My (soon to be 11 years old) son has now started his own list of mountains he has ticked off with the Col de Llauro and Coll de Boussells.  Both were tough climbs and great achievements, especially given the 30+ degrees centigrade temperatures.  The Boussells climb took him a few attempts and it reminded me of the story of the great Gino Bartoli who, in his youth, would ride home from school on his fixed wheel bike and attempt to climb the 18% hill at Moccoli, each time getting a few metres higher before having to stop and walk.

The ride to Boussells follows a marked out route with AR painted on the road for a 20km Sportive Event. We followed the AR-se (chuckle) signs and on the first attempt my son couldn't conquer the 8% section so we turned back and completed the shorter, 6km AR-se route (twice!).

As we descended we passed another cyclist on his way up.  The rider was on an old bike, was wearing a big floppy hat and he was maintaining a good pace, looking 'useful', like a Grimpeur; a climber.  My son and I wondered whether we had just seen the reclusive Robert Millar out stretching his legs.

During our two week holiday there was a huge forest fire nearby which created a fabulous sunset...

Thursday, 2 August 2012

The intent was clear...

We turned left onto the start of the local training climb and I spotted another father and son cycling grupetto emerging from their driveway.

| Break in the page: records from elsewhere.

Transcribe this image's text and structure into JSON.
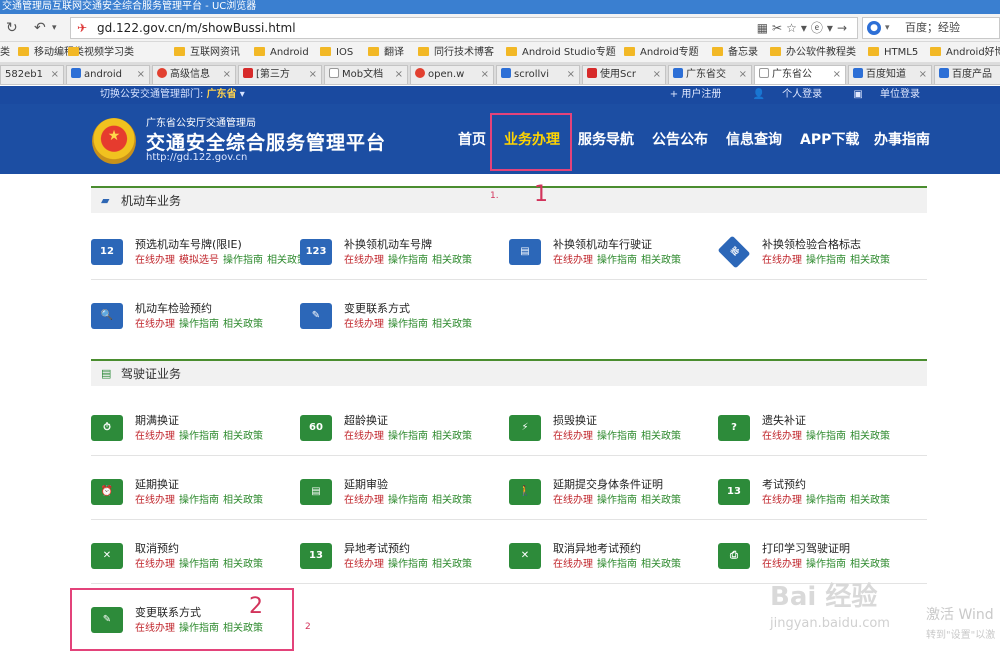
{
  "browser": {
    "window_title": "交通管理局互联网交通安全综合服务管理平台 - UC浏览器",
    "url": "gd.122.gov.cn/m/showBussi.html",
    "search_engine": "百度",
    "search_placeholder": "百度；经验",
    "bookmarks": [
      "类",
      "移动编程类",
      "视频学习类",
      "互联网资讯",
      "Android",
      "IOS",
      "翻译",
      "同行技术博客",
      "Android Studio专题",
      "Android专题",
      "备忘录",
      "办公软件教程类",
      "HTML5",
      "Android好博"
    ],
    "tabs": [
      "582eb1",
      "android",
      "高级信息",
      "[第三方",
      "Mob文档",
      "open.w",
      "scrollvi",
      "使用Scr",
      "广东省交",
      "广东省公",
      "百度知道",
      "百度产品"
    ]
  },
  "site": {
    "dept_label": "切换公安交通管理部门:",
    "dept_value": "广东省",
    "top_links": [
      "+ 用户注册",
      "个人登录",
      "单位登录"
    ],
    "org": "广东省公安厅交通管理局",
    "title": "交通安全综合服务管理平台",
    "url": "http://gd.122.gov.cn",
    "nav": [
      "首页",
      "业务办理",
      "服务导航",
      "公告公布",
      "信息查询",
      "APP下载",
      "办事指南"
    ],
    "nav_active": "业务办理"
  },
  "links": {
    "online": "在线办理",
    "guide": "操作指南",
    "policy": "相关政策",
    "extra": "模拟选号"
  },
  "sections": [
    {
      "title": "机动车业务",
      "services": [
        "预选机动车号牌(限IE)",
        "补换领机动车号牌",
        "补换领机动车行驶证",
        "补换领检验合格标志",
        "机动车检验预约",
        "变更联系方式"
      ]
    },
    {
      "title": "驾驶证业务",
      "services": [
        "期满换证",
        "超龄换证",
        "损毁换证",
        "遗失补证",
        "延期换证",
        "延期审验",
        "延期提交身体条件证明",
        "考试预约",
        "取消预约",
        "异地考试预约",
        "取消异地考试预约",
        "打印学习驾驶证明",
        "变更联系方式"
      ]
    }
  ],
  "annotations": {
    "step1_small": "1.",
    "step1": "1",
    "step2": "2",
    "step2_small": "2"
  },
  "watermark": {
    "brand": "Bai 经验",
    "url": "jingyan.baidu.com",
    "activate": "激活 Wind",
    "activate_sub": "转到\"设置\"以激"
  },
  "colors": {
    "header_blue": "#1c4ea3",
    "nav_active": "#ffd400",
    "online_red": "#c0262c",
    "guide_green": "#2e8a2e",
    "annotation_pink": "#e3437a"
  }
}
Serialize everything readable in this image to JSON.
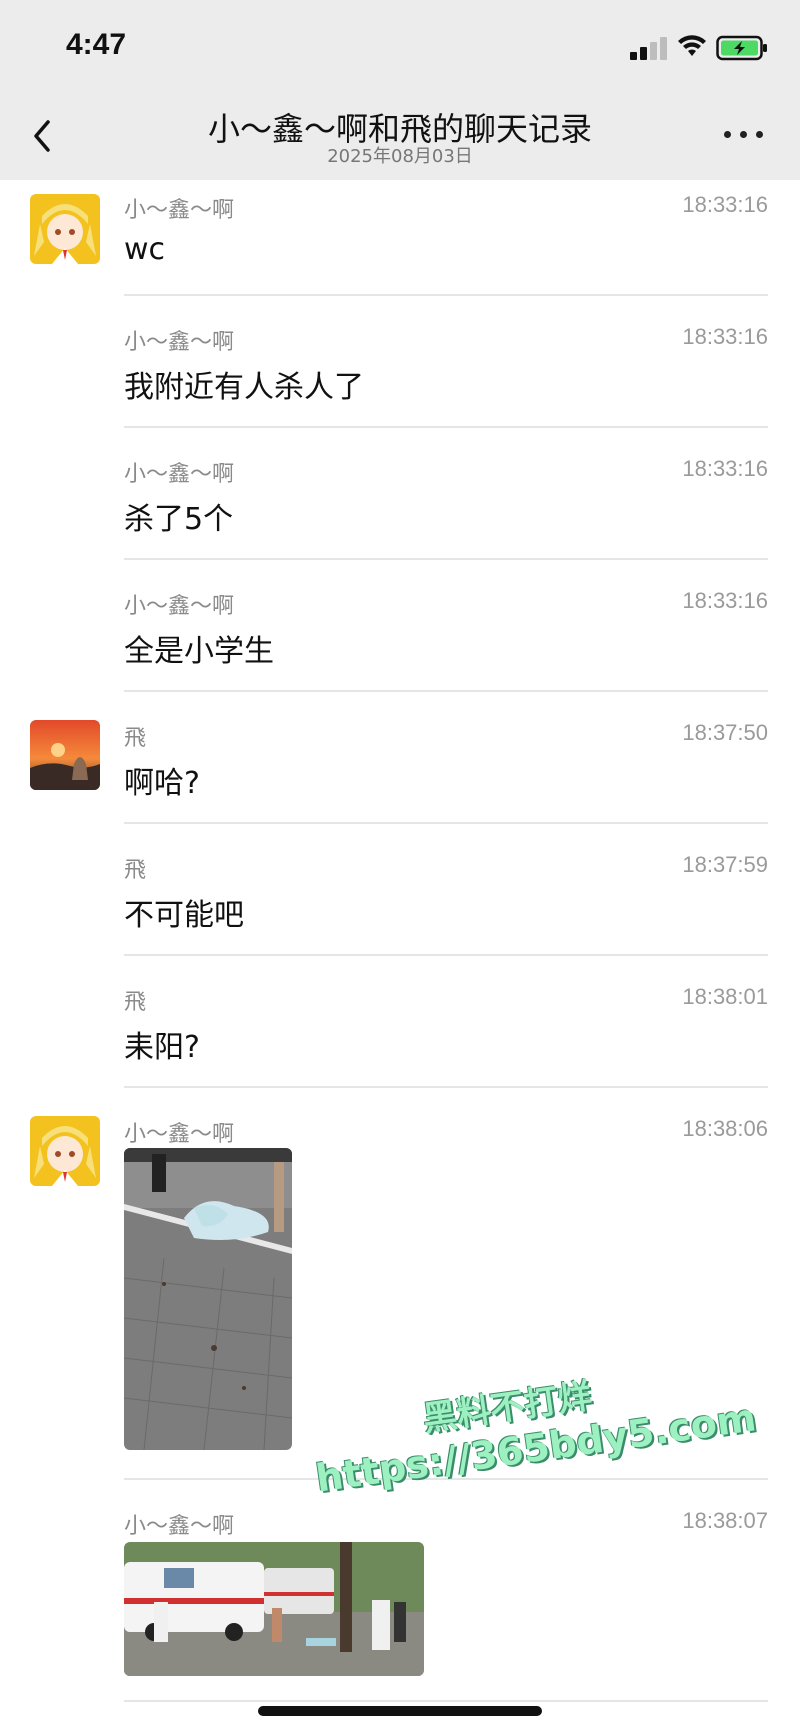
{
  "status_bar": {
    "time": "4:47"
  },
  "nav": {
    "title": "小～鑫～啊和飛的聊天记录",
    "subtitle": "2025年08月03日"
  },
  "messages": [
    {
      "sender": "小～鑫～啊",
      "time": "18:33:16",
      "text": "wc"
    },
    {
      "sender": "小～鑫～啊",
      "time": "18:33:16",
      "text": "我附近有人杀人了"
    },
    {
      "sender": "小～鑫～啊",
      "time": "18:33:16",
      "text": "杀了5个"
    },
    {
      "sender": "小～鑫～啊",
      "time": "18:33:16",
      "text": "全是小学生"
    },
    {
      "sender": "飛",
      "time": "18:37:50",
      "text": "啊哈?"
    },
    {
      "sender": "飛",
      "time": "18:37:59",
      "text": "不可能吧"
    },
    {
      "sender": "飛",
      "time": "18:38:01",
      "text": "耒阳?"
    },
    {
      "sender": "小～鑫～啊",
      "time": "18:38:06",
      "image": "street-photo"
    },
    {
      "sender": "小～鑫～啊",
      "time": "18:38:07",
      "image": "ambulance-photo"
    }
  ],
  "watermark": {
    "line1": "黑料不打烊",
    "line2": "https://365bdy5.com"
  },
  "colors": {
    "header_bg": "#ececec",
    "divider": "#e6e6e6",
    "watermark": "#9df0c0"
  }
}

I gave a pleasant 'Bonjour' but I could see the 'look' as they quickly tried to get the measure of us.

I shifted up two sprockets - tok, tok - then reached over and put my right hand on the small of my son's back and gradually raised our pace. "Why are we going so fast dad?" my son asked and the answer was obvious; my Silly Commuting Racing instincts had flared and I wasn't going to lose our scalps to Monsieur Bianchi et fil.

We didn't receive any competition on the five mile climb to the top of the Col de Llauro but I imagine it has seen some great battles and time trials regaled in the local cafes.

One of the best cycle racing stories I have read recently is Three Bent Links by Jon Wyatt. The third short story in the e-book is written so imaginatively I genuinely felt part of the hard-fought commuter race. The other two short bike related stories are as good and the book is worth spending the few pennies to read on Kindle.

This is the view from near the top of Col de Llauro and you can just make out the Viaduct de Rome in the background.